(Dataset rows describing interfaces)
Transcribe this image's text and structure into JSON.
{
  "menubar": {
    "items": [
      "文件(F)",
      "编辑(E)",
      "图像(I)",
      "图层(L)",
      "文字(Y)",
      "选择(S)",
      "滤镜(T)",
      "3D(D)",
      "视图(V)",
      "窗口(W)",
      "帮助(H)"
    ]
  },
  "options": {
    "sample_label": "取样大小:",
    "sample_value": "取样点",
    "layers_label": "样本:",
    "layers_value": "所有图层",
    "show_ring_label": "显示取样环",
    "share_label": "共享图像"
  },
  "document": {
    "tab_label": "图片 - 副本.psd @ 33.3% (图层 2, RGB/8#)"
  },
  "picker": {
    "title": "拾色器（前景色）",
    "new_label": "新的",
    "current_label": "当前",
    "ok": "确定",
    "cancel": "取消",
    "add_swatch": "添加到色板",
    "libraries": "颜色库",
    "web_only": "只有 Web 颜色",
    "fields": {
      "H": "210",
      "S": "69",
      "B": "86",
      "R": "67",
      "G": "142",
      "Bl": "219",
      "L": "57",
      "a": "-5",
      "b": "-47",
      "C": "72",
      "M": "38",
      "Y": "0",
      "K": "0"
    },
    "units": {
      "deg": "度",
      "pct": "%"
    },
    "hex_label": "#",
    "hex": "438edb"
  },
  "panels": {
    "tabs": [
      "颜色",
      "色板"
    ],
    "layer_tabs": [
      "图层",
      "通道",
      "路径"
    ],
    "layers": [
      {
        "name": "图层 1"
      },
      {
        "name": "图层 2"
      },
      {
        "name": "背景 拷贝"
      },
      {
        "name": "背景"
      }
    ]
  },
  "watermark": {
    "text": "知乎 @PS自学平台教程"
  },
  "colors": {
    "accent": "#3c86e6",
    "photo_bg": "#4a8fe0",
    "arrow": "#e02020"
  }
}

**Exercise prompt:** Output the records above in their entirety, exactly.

**The completed task:**
Transcribe this image's text and structure into JSON.
{
  "menubar": {
    "items": [
      "文件(F)",
      "编辑(E)",
      "图像(I)",
      "图层(L)",
      "文字(Y)",
      "选择(S)",
      "滤镜(T)",
      "3D(D)",
      "视图(V)",
      "窗口(W)",
      "帮助(H)"
    ]
  },
  "options": {
    "sample_label": "取样大小:",
    "sample_value": "取样点",
    "layers_label": "样本:",
    "layers_value": "所有图层",
    "show_ring_label": "显示取样环",
    "share_label": "共享图像"
  },
  "document": {
    "tab_label": "图片 - 副本.psd @ 33.3% (图层 2, RGB/8#)"
  },
  "picker": {
    "title": "拾色器（前景色）",
    "new_label": "新的",
    "current_label": "当前",
    "ok": "确定",
    "cancel": "取消",
    "add_swatch": "添加到色板",
    "libraries": "颜色库",
    "web_only": "只有 Web 颜色",
    "fields": {
      "H": "210",
      "S": "69",
      "B": "86",
      "R": "67",
      "G": "142",
      "Bl": "219",
      "L": "57",
      "a": "-5",
      "b": "-47",
      "C": "72",
      "M": "38",
      "Y": "0",
      "K": "0"
    },
    "units": {
      "deg": "度",
      "pct": "%"
    },
    "hex_label": "#",
    "hex": "438edb"
  },
  "panels": {
    "tabs": [
      "颜色",
      "色板"
    ],
    "layer_tabs": [
      "图层",
      "通道",
      "路径"
    ],
    "layers": [
      {
        "name": "图层 1"
      },
      {
        "name": "图层 2"
      },
      {
        "name": "背景 拷贝"
      },
      {
        "name": "背景"
      }
    ]
  },
  "watermark": {
    "text": "知乎 @PS自学平台教程"
  },
  "colors": {
    "accent": "#3c86e6",
    "photo_bg": "#4a8fe0",
    "arrow": "#e02020"
  }
}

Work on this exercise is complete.